- [WHAT YOU HAVE TO DO]
The required output is the whole listing below, unchanged.

*** GIVEN ENTRIES Section Begins ***

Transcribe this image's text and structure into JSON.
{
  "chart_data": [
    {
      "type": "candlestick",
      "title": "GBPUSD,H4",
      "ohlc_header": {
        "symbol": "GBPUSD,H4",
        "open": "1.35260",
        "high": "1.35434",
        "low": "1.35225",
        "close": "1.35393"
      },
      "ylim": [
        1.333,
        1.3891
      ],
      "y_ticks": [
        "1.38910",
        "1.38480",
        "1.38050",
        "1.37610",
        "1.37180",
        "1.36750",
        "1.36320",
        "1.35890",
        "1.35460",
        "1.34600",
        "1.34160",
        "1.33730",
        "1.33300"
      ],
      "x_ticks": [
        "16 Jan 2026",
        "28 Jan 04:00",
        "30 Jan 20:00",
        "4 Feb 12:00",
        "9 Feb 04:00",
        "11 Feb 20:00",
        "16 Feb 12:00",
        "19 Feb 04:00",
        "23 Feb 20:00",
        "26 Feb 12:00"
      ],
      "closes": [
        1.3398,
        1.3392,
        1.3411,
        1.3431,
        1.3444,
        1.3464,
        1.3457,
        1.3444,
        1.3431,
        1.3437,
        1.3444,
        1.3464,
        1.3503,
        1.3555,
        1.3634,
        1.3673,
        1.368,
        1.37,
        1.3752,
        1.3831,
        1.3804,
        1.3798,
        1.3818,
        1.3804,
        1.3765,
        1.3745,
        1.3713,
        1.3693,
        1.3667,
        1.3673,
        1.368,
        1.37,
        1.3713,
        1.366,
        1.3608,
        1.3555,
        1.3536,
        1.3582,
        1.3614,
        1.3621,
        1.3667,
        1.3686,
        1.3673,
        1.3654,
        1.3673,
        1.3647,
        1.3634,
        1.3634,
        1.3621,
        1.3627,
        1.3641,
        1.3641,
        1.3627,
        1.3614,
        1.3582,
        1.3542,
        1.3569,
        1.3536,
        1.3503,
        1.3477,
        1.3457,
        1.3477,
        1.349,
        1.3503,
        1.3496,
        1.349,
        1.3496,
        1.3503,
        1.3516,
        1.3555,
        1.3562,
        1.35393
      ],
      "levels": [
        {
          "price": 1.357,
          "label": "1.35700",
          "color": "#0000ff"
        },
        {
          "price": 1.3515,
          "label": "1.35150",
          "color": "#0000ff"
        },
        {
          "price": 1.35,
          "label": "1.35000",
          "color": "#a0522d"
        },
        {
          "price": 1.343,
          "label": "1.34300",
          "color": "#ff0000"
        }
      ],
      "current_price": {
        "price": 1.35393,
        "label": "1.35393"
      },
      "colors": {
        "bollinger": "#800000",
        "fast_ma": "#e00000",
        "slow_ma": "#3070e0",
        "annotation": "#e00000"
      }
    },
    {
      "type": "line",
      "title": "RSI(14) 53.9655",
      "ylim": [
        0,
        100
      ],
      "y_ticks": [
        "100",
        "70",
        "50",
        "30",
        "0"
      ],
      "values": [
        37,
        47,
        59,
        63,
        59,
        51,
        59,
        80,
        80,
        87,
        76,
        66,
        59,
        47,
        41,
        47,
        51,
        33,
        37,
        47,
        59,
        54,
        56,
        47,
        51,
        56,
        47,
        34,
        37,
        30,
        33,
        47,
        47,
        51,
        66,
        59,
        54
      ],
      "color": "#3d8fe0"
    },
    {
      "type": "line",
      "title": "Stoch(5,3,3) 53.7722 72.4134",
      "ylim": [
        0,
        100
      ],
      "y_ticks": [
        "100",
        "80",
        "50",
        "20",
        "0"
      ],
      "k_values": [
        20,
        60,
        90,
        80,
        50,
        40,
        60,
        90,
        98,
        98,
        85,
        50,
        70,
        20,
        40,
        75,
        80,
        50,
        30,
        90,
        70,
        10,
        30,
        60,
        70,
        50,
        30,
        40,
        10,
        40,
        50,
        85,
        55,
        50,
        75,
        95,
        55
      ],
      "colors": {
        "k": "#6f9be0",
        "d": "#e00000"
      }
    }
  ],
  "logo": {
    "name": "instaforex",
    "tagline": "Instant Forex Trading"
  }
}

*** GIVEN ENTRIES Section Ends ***

- [ANSWER TO THIS PROBLEM]
Transcribe this image's text and structure into JSON.
{
  "chart_data": [
    {
      "type": "candlestick",
      "title": "GBPUSD,H4",
      "ohlc_header": {
        "symbol": "GBPUSD,H4",
        "open": "1.35260",
        "high": "1.35434",
        "low": "1.35225",
        "close": "1.35393"
      },
      "ylim": [
        1.333,
        1.3891
      ],
      "y_ticks": [
        "1.38910",
        "1.38480",
        "1.38050",
        "1.37610",
        "1.37180",
        "1.36750",
        "1.36320",
        "1.35890",
        "1.35460",
        "1.34600",
        "1.34160",
        "1.33730",
        "1.33300"
      ],
      "x_ticks": [
        "16 Jan 2026",
        "28 Jan 04:00",
        "30 Jan 20:00",
        "4 Feb 12:00",
        "9 Feb 04:00",
        "11 Feb 20:00",
        "16 Feb 12:00",
        "19 Feb 04:00",
        "23 Feb 20:00",
        "26 Feb 12:00"
      ],
      "closes": [
        1.3398,
        1.3392,
        1.3411,
        1.3431,
        1.3444,
        1.3464,
        1.3457,
        1.3444,
        1.3431,
        1.3437,
        1.3444,
        1.3464,
        1.3503,
        1.3555,
        1.3634,
        1.3673,
        1.368,
        1.37,
        1.3752,
        1.3831,
        1.3804,
        1.3798,
        1.3818,
        1.3804,
        1.3765,
        1.3745,
        1.3713,
        1.3693,
        1.3667,
        1.3673,
        1.368,
        1.37,
        1.3713,
        1.366,
        1.3608,
        1.3555,
        1.3536,
        1.3582,
        1.3614,
        1.3621,
        1.3667,
        1.3686,
        1.3673,
        1.3654,
        1.3673,
        1.3647,
        1.3634,
        1.3634,
        1.3621,
        1.3627,
        1.3641,
        1.3641,
        1.3627,
        1.3614,
        1.3582,
        1.3542,
        1.3569,
        1.3536,
        1.3503,
        1.3477,
        1.3457,
        1.3477,
        1.349,
        1.3503,
        1.3496,
        1.349,
        1.3496,
        1.3503,
        1.3516,
        1.3555,
        1.3562,
        1.35393
      ],
      "levels": [
        {
          "price": 1.357,
          "label": "1.35700",
          "color": "#0000ff"
        },
        {
          "price": 1.3515,
          "label": "1.35150",
          "color": "#0000ff"
        },
        {
          "price": 1.35,
          "label": "1.35000",
          "color": "#a0522d"
        },
        {
          "price": 1.343,
          "label": "1.34300",
          "color": "#ff0000"
        }
      ],
      "current_price": {
        "price": 1.35393,
        "label": "1.35393"
      },
      "colors": {
        "bollinger": "#800000",
        "fast_ma": "#e00000",
        "slow_ma": "#3070e0",
        "annotation": "#e00000"
      }
    },
    {
      "type": "line",
      "title": "RSI(14) 53.9655",
      "ylim": [
        0,
        100
      ],
      "y_ticks": [
        "100",
        "70",
        "50",
        "30",
        "0"
      ],
      "values": [
        37,
        47,
        59,
        63,
        59,
        51,
        59,
        80,
        80,
        87,
        76,
        66,
        59,
        47,
        41,
        47,
        51,
        33,
        37,
        47,
        59,
        54,
        56,
        47,
        51,
        56,
        47,
        34,
        37,
        30,
        33,
        47,
        47,
        51,
        66,
        59,
        54
      ],
      "color": "#3d8fe0"
    },
    {
      "type": "line",
      "title": "Stoch(5,3,3) 53.7722 72.4134",
      "ylim": [
        0,
        100
      ],
      "y_ticks": [
        "100",
        "80",
        "50",
        "20",
        "0"
      ],
      "k_values": [
        20,
        60,
        90,
        80,
        50,
        40,
        60,
        90,
        98,
        98,
        85,
        50,
        70,
        20,
        40,
        75,
        80,
        50,
        30,
        90,
        70,
        10,
        30,
        60,
        70,
        50,
        30,
        40,
        10,
        40,
        50,
        85,
        55,
        50,
        75,
        95,
        55
      ],
      "colors": {
        "k": "#6f9be0",
        "d": "#e00000"
      }
    }
  ],
  "logo": {
    "name": "instaforex",
    "tagline": "Instant Forex Trading"
  }
}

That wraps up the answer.